What is clear to me despite the politics of the situation is that an academic medical center in Austin could be extremely successful. If the UT Board of Regents hopes to expand medical training and research, it seems the most sensible place to centralize that effort would be the state capital. With medical schools in San Antonio, Houston, Galveston and Dallas, the University of Texas system would benefit from a central academic medical center to offer clinical rotations, specialty health clinics and a potential institute for public and private research, with all of the opportunities inherent to such an endeavor.
Academic medicine brings state-of-the-art in research and technology to a place in which it lives, and the jobs created also allow for an influx of bright, talented people and a boost to the city economy. Greater access to healthcare for indigent or the noninsured commonly results from training institutions and satellite clinics in our broken healthcare system where private practices often require payment up front or insurance reimbursement from third party payors for treatments to be rendered and continued. Helping to meet the expanding health care needs of a rapidly growing population cannot be understated; to me, it seems onerous and antiquated for Austinites to feel that they need to travel to Houston or Dallas for cutting edge medical treatments or surgical procedures.
When I recently decided to move back to my hometown of Austin so my twin ten month old boys could grow up near their family, the first question I asked of myself—and then of others—was, “Does Austin have a medical school yet?” As a program director of cosmetic plastic surgery in Manhattan, I realized how important and prestigious it can and will be for this city to boast an academic medical center.
I am happy to see that legislators, key business people, city officials and medical professionals are getting on the same page about moving forward with the medical school in Austin.

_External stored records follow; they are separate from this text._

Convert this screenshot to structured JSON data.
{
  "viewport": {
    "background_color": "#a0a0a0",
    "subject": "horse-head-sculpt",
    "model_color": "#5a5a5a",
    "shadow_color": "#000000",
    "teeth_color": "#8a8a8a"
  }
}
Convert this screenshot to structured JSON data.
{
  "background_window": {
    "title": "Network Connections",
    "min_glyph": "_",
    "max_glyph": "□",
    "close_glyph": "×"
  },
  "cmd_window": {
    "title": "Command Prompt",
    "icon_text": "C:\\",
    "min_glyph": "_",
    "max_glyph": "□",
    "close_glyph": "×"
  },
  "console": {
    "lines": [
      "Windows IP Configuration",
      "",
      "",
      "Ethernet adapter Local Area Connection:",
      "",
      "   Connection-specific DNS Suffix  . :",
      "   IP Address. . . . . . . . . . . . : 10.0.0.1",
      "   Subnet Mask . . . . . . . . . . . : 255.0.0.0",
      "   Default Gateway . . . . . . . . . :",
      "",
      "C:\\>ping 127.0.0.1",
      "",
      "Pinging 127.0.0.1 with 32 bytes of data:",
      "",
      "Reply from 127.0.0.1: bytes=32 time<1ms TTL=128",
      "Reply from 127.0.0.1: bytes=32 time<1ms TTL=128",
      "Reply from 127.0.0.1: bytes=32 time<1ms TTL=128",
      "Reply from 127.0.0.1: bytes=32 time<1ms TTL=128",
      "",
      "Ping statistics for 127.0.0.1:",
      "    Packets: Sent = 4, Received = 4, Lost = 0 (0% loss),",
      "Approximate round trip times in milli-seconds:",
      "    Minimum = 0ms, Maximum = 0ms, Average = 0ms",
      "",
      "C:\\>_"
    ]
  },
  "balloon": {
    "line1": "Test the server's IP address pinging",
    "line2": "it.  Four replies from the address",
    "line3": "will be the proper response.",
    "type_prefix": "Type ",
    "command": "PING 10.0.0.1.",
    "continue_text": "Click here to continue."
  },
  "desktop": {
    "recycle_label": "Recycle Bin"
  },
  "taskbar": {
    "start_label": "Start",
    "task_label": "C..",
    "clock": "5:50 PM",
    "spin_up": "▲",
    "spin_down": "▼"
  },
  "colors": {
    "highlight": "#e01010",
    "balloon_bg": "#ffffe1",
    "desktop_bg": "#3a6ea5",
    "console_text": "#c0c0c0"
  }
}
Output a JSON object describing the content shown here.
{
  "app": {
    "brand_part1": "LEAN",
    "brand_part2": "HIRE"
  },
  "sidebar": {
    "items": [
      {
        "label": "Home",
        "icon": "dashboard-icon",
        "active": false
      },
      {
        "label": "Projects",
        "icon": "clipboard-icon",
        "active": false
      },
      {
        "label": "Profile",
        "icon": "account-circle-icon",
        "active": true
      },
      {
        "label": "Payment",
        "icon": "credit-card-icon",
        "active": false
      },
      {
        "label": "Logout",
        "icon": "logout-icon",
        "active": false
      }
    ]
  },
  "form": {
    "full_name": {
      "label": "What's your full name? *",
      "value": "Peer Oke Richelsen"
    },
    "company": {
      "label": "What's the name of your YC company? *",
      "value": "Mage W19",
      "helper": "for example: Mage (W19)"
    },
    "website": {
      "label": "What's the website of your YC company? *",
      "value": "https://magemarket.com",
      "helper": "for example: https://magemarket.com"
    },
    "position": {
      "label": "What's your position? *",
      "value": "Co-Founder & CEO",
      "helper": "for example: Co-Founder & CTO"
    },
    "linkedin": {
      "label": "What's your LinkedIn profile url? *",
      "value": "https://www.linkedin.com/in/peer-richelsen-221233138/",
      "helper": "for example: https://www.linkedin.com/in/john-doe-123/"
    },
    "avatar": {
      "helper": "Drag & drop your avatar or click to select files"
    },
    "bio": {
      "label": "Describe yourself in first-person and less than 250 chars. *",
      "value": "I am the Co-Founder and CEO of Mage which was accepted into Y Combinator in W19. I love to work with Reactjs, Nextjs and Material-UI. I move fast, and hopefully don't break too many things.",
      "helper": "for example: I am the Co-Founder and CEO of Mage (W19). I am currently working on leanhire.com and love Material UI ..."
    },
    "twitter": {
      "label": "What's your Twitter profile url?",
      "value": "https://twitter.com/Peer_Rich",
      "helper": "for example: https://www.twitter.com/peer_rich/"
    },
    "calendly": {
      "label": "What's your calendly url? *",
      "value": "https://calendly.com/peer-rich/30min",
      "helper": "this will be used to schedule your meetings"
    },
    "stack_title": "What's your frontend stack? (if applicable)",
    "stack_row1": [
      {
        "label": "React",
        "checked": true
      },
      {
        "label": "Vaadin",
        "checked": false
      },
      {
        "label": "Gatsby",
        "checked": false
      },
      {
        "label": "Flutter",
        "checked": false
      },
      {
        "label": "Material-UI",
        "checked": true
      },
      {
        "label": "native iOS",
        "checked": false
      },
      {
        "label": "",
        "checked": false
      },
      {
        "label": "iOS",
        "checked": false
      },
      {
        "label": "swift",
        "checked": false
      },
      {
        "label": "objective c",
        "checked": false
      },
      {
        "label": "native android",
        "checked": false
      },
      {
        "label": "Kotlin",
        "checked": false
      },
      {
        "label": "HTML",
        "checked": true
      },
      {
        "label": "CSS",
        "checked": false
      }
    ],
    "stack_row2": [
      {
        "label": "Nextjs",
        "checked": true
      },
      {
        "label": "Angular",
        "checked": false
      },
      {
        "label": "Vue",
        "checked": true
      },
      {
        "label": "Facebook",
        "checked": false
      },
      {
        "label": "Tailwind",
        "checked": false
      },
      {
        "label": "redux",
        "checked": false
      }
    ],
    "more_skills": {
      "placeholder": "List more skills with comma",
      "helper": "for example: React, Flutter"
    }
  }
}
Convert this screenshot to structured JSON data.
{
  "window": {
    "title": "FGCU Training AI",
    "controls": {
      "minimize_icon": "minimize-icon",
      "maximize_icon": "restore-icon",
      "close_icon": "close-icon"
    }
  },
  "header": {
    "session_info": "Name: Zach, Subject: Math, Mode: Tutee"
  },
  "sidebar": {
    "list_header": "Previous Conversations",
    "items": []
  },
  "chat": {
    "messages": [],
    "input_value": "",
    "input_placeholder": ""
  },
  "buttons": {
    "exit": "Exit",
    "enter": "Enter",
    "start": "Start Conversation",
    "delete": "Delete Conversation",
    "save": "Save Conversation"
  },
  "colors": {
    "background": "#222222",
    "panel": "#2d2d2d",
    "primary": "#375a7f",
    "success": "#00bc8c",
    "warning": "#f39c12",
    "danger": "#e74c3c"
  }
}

There are clear partnerships and relationships that need to be fostered, as well a major budget that needs to be outlined, but as the saying goes, “If you build it, they will come.” And now let’s get on with building our field of dreams.